* [SUPPLIED DATA]
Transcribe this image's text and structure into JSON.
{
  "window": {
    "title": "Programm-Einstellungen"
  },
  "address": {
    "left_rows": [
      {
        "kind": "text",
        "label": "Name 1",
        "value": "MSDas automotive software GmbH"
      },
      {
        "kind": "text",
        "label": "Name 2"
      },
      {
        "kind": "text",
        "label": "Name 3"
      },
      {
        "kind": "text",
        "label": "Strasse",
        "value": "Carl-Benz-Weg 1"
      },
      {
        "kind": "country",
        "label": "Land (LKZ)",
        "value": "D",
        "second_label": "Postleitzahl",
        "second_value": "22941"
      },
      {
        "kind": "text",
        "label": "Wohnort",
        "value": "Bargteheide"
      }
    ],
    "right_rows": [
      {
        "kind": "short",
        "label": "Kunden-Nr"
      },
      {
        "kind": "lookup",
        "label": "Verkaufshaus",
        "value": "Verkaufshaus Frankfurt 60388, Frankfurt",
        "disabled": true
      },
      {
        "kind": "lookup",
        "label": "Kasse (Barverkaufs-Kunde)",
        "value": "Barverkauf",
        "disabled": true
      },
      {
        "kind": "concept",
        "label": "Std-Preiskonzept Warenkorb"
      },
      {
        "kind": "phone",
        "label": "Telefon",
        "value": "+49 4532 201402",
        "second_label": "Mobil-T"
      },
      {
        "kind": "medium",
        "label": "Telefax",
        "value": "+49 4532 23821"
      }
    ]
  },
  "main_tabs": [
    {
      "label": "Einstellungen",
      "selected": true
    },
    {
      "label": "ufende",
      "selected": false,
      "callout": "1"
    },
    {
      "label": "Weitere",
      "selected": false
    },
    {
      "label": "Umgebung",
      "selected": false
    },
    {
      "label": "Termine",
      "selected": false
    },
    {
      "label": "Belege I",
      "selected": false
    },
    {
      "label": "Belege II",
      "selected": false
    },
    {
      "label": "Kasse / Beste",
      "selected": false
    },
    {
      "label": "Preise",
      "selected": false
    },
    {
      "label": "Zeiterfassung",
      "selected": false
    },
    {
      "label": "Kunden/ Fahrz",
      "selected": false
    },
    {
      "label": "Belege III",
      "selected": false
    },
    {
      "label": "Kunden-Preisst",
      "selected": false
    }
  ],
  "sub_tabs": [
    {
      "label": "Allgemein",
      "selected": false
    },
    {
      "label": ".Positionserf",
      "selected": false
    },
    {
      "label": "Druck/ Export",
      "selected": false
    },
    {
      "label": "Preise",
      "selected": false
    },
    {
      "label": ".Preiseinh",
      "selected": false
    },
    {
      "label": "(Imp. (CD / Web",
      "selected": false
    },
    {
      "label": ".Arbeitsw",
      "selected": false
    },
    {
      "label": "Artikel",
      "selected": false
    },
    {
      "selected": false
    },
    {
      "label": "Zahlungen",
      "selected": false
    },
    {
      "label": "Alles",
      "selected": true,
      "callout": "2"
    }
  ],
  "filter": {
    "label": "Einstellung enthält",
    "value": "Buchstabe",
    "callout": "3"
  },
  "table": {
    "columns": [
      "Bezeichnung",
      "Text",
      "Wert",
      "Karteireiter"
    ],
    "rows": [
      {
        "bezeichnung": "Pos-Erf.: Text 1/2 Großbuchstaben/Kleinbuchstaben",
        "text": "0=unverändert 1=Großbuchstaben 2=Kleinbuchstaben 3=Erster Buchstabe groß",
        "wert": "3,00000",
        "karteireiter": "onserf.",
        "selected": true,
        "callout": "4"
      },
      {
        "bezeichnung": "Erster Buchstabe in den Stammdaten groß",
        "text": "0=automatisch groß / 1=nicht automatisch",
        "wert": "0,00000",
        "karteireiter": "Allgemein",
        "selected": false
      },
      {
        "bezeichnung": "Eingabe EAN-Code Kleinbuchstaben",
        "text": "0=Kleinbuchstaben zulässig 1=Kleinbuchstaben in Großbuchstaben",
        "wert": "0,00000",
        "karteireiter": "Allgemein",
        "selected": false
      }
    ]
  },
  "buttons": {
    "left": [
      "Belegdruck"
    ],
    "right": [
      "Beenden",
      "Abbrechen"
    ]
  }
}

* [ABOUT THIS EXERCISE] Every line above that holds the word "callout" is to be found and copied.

* [THE COMPLETED TASK]
      "callout": "1"
      "callout": "2"
    "callout": "3"
        "callout": "4"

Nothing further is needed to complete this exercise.